What you have to do: Only lines containing the string "time" belong in the answer; copy all of them from the entries.

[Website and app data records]
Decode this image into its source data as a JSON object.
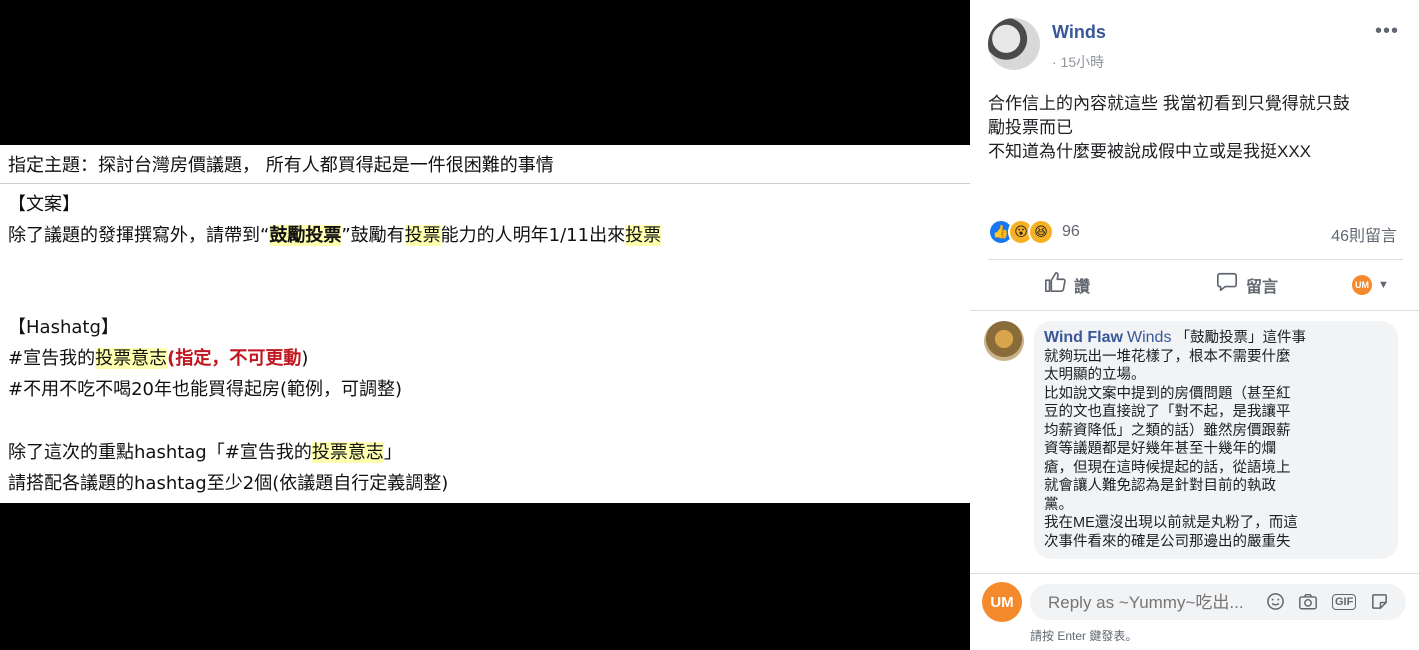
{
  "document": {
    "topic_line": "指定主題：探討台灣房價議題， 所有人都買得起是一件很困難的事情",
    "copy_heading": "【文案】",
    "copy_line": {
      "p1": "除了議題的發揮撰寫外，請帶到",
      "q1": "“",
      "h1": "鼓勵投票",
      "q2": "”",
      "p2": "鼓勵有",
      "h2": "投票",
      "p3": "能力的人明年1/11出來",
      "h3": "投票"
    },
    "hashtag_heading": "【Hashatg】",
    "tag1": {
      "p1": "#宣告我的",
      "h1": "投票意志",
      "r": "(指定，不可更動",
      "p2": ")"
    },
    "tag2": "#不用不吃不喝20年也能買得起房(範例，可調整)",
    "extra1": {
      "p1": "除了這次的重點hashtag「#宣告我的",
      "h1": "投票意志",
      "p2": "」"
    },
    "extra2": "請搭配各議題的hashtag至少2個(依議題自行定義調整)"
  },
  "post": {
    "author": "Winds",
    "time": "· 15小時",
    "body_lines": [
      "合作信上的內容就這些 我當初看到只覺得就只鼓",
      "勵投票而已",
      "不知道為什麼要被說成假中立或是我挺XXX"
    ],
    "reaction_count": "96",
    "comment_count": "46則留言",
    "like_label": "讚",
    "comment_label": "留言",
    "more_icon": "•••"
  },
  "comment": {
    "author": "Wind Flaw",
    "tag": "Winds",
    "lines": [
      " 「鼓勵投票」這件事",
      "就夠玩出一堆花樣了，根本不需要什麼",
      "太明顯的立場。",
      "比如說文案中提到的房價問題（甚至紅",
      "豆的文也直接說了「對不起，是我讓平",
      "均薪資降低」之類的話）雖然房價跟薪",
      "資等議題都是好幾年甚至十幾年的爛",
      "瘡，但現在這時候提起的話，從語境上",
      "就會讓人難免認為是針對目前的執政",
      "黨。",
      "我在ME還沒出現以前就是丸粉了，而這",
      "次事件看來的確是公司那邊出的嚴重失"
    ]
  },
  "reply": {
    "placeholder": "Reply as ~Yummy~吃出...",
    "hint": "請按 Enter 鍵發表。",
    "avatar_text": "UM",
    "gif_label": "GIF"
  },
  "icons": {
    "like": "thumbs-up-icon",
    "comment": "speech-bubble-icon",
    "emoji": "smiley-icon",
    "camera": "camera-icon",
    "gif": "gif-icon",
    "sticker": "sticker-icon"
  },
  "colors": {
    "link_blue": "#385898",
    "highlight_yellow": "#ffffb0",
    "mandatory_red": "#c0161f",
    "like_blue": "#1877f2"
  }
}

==

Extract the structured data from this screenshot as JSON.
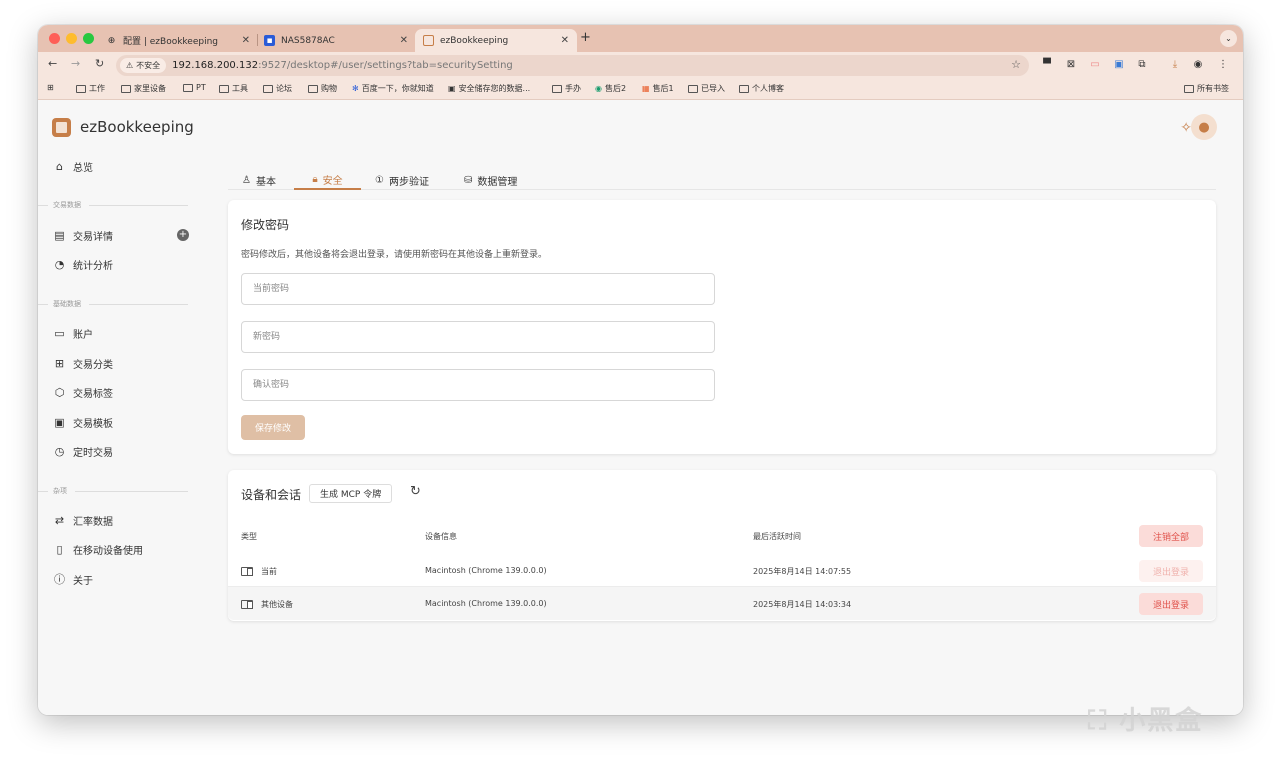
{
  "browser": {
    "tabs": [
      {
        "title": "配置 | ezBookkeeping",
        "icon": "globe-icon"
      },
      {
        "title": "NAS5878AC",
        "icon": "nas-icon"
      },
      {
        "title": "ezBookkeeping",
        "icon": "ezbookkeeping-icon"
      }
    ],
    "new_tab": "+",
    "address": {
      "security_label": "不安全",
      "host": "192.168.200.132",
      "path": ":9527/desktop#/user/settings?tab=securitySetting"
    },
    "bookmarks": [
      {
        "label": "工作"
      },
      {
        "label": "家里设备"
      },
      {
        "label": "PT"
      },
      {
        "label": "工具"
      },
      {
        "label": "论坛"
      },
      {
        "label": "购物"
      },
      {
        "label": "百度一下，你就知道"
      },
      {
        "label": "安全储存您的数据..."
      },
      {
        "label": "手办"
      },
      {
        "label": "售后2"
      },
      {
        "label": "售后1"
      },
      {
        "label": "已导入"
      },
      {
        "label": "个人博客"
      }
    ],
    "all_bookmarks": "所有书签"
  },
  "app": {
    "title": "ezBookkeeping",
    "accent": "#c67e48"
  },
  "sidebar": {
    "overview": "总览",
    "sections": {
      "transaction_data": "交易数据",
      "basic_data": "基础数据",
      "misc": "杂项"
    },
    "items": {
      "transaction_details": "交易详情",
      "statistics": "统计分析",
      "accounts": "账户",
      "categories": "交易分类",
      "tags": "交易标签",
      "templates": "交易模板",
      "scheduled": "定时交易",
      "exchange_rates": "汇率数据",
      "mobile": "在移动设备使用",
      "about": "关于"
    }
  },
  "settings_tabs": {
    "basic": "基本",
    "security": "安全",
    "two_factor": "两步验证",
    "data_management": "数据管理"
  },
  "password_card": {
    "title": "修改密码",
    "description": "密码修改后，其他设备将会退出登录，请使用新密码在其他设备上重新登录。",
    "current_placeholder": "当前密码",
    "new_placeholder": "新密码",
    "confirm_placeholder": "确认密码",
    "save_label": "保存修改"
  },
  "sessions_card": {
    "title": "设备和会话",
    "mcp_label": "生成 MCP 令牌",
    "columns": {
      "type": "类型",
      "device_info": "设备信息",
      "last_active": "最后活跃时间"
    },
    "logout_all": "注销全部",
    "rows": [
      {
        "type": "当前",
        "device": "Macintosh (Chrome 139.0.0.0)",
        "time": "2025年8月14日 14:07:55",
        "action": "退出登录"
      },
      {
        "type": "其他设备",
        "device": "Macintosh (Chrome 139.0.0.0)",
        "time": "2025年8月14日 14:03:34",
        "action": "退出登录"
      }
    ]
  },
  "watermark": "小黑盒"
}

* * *

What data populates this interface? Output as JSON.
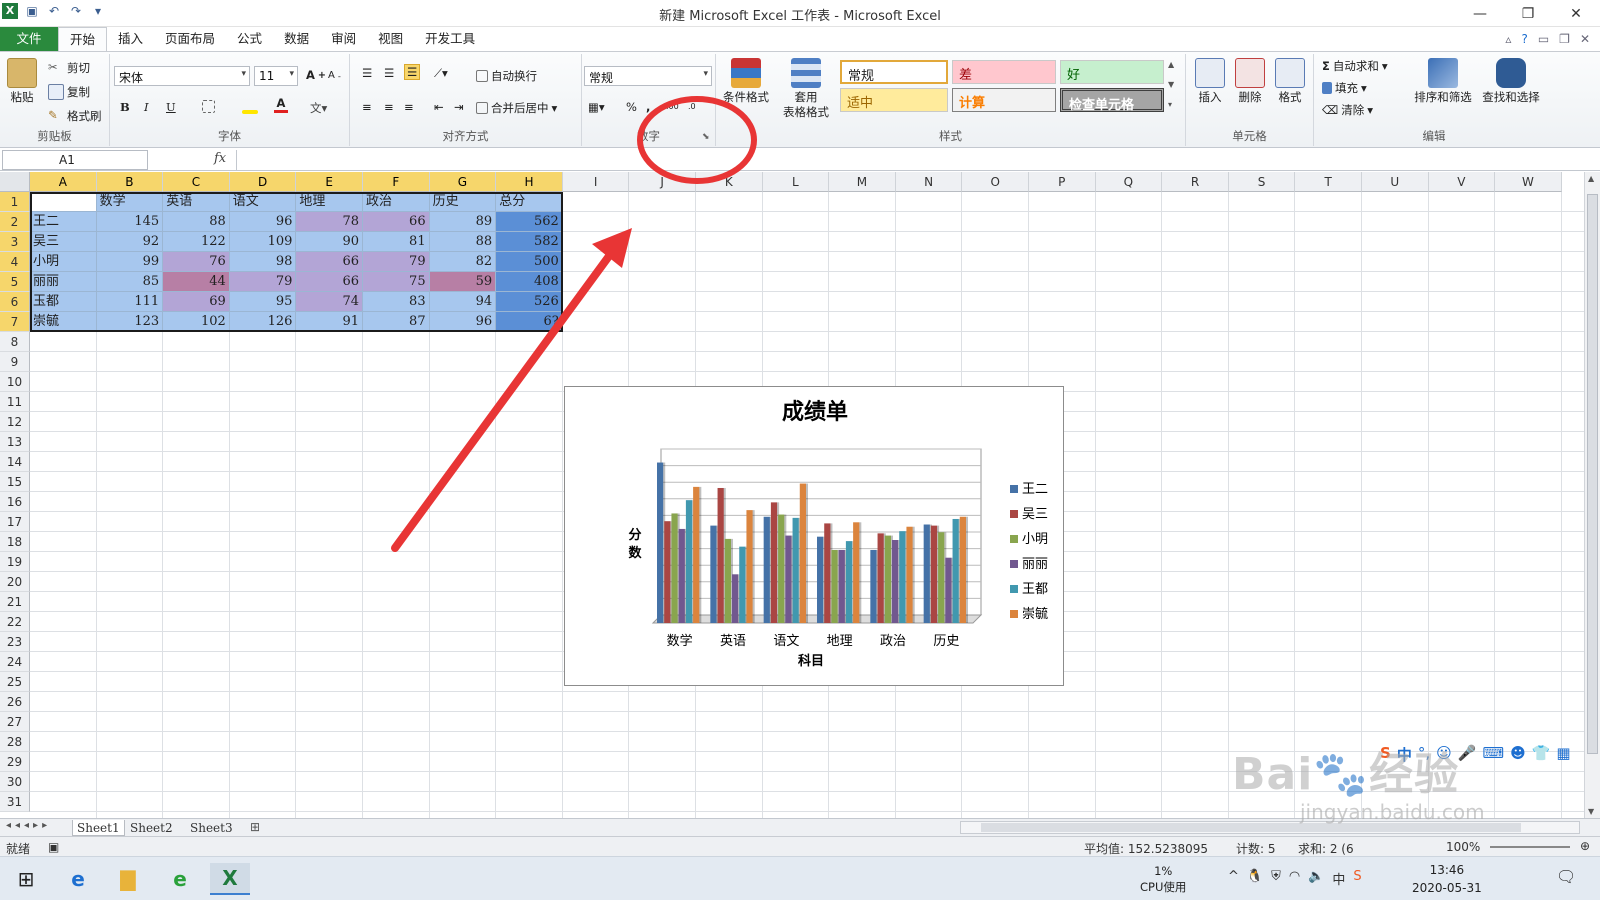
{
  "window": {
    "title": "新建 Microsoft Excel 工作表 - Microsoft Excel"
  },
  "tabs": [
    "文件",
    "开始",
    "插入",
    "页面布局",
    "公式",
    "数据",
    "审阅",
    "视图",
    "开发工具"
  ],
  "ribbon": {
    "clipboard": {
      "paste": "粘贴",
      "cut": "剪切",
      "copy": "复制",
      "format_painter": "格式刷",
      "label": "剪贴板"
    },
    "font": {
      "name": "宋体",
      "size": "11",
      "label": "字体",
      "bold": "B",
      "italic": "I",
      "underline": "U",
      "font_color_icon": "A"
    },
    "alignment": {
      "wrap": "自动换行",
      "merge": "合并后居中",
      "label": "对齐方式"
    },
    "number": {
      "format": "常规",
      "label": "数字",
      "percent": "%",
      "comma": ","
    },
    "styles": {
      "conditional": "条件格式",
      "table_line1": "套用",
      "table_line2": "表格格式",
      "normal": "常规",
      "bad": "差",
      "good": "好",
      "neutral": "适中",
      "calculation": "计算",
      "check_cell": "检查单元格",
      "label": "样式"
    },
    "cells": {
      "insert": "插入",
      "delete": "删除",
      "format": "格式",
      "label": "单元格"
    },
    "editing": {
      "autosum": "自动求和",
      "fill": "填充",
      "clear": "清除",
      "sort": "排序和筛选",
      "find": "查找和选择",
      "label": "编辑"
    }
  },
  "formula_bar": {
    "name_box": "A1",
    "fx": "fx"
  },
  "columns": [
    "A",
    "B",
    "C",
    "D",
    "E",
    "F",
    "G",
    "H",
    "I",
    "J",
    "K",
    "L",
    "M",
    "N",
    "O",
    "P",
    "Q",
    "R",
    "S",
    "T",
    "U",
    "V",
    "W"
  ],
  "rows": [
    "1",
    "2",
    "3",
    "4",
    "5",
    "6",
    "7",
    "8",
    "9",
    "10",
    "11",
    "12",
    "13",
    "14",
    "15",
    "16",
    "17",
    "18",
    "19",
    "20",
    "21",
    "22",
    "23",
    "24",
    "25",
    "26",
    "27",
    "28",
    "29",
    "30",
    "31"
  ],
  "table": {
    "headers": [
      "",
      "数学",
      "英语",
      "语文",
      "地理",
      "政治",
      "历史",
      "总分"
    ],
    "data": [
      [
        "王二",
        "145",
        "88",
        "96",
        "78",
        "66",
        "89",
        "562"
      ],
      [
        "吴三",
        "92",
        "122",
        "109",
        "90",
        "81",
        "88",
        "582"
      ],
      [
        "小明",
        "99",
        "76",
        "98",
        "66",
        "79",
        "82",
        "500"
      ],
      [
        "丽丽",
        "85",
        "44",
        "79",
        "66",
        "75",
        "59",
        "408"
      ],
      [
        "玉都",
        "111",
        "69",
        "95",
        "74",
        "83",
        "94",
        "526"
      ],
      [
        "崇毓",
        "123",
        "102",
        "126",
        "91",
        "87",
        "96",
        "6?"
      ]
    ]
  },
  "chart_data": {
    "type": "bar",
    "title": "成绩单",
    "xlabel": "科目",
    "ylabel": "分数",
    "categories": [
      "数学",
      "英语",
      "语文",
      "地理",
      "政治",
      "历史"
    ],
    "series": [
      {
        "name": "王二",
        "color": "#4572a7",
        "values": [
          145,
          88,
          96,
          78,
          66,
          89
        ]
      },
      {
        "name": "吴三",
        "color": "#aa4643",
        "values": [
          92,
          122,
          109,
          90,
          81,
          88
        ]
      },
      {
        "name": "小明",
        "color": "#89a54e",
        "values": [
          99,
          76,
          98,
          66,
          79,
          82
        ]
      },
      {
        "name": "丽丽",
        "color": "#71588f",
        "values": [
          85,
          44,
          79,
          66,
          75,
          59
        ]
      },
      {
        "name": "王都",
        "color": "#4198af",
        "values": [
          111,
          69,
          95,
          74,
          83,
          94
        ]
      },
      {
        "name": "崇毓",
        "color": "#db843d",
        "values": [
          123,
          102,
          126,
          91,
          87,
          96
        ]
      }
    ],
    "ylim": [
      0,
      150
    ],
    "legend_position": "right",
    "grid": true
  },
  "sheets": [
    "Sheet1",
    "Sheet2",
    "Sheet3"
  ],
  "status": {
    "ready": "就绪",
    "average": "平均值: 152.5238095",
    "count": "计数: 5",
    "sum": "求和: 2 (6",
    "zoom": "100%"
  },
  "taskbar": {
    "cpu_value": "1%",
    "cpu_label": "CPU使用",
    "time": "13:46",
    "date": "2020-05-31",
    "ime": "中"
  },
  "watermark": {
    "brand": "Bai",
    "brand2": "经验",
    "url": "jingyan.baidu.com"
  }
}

Solution to this exercise:
    "time": "· 15小時",
        "time": "2025年8月14日 14:07:55",
        "time": "2025年8月14日 14:03:34",
    "time": "13:46",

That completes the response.